Family members will often wish to ensure that gifts can be made on behalf of a relative who, for whatever reason, lacks the mental capacity to make them himself. However, deputies and attorneys do not automatically have authority to make gifts from the assets of the relevant individuals.
The starting point is that such gifts should not be made except on customary occasions to someone related or connected to the person, and that they should be of “not unreasonable value”. What happens where an attorney or deputy proposes to make a gift in other circumstances?
The Court of Protection has jurisdiction to bless the making of gifts and it is often important for Deputies and Attorneys to take advice on this option so as to avoid breaching the duties imposed on them by virtue of their position.
A recent case provides a useful illustration of the applicable considerations in such cases. We set out a brief summary of the case below before turning to its wider ramifications.
FL v MJL (By His Litigation Friend, the Official Solicitor)  EWCOP 31
In the anonymised case of FL v MJL, the sole deputy (FL) of a man who is now in an irreversible coma (MJL) applied to the Court of Protection for an order approving substantial cash gifts from MJL’s assets to family members and certain charitable causes which he had supported during his life.
MJL had assets of c. £17m, and a net annual income surplus of c. £107,000. The assets were found to be sufficient to pay for his needs for the rest of his life. MJL’s statutory Will divided his estate between his siblings (as to 60 per cent) and the charities (as to 40 per cent).
There was, therefore, some rationale to the proposed gifting scheme. There was also a fiscal justification - FL proposed to give away MJL’s accumulated income (£1.2 million) to his four siblings, and a further £790,000 of MJL's capital to his charitable beneficiaries in order to mitigate inheritance tax.
However, the Official Solicitor, acting as MJL's litigation friend, argued that (a) capital should not be distributed but (b) the proposed £1.2 million gift of income should instead be split in the same proportions as under the statutory Will (ie 60 per cent to MJL’s siblings and 40 per cent to his charitable beneficiaries).
This was on the basis that there was no evidence MJL would have undertaken tax planning or lifetime giving if he had retained mental capacity, as he had not done so before losing capacity.

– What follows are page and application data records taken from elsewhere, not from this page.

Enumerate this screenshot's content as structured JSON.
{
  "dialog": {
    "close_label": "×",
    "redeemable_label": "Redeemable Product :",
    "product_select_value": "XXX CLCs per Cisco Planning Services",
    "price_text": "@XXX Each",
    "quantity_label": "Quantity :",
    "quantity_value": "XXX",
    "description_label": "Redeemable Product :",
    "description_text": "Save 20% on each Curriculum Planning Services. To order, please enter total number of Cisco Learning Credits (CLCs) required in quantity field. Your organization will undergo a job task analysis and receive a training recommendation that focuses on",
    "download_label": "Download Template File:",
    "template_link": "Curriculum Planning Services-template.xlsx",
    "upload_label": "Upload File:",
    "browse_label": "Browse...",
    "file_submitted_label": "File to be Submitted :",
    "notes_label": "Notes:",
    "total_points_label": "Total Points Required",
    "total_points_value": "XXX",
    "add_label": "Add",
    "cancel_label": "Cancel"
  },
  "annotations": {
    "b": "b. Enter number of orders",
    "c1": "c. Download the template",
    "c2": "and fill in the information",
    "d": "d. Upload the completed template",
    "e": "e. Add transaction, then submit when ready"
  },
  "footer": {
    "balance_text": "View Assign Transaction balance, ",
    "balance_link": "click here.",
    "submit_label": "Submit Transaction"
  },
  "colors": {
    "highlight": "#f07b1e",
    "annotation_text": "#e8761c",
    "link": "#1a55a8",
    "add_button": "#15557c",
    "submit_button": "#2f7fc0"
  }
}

The Court accepted this argument and therefore only authorised the gifts out of surplus income.
The Court gave weight to the question of how MJL would have wanted to be remembered but was not persuaded by FL’s proposition that mitigating IHT (and therefore maximising the size of the estate) would affect the beneficiaries’ memory of him.
- It is important to note that if a Deputy or Attorney is found to have made an unauthorised gift they may be investigated by the Office of the Public Guardian (and even, in serious cases, the police). Therefore, where an attorney or deputy wishes to make gifts they should take appropriate advice as the first step.
- Any application for approval of gifts should be made as soon as possible and comprehensive evidence (together, where appropriate, with details of relevant professional advice) should be provided to the Court.
- Gifts to family members and charitable causes can be made, but they will not simply be “rubber stamped” by the Court. The Court will undertake a careful balancing exercise in reaching its decision.
- This case is a useful illustration of the approach that the Court of Protection takes. It will examine the way that the incapacitated individual ordered his affairs and the terms of any will, his or her personal views and history of charitable giving.
- The Court will also consider the way that the relevant individual would have wanted to be remembered. However, if there is not evidence that they wanted to minimise tax then it may be difficult to persuade the Court that this is how they would want to be remembered.
This publication is a general summary of the law. It should not replace legal advice tailored to your specific circumstances.
© Farrer & Co LLP, August 2019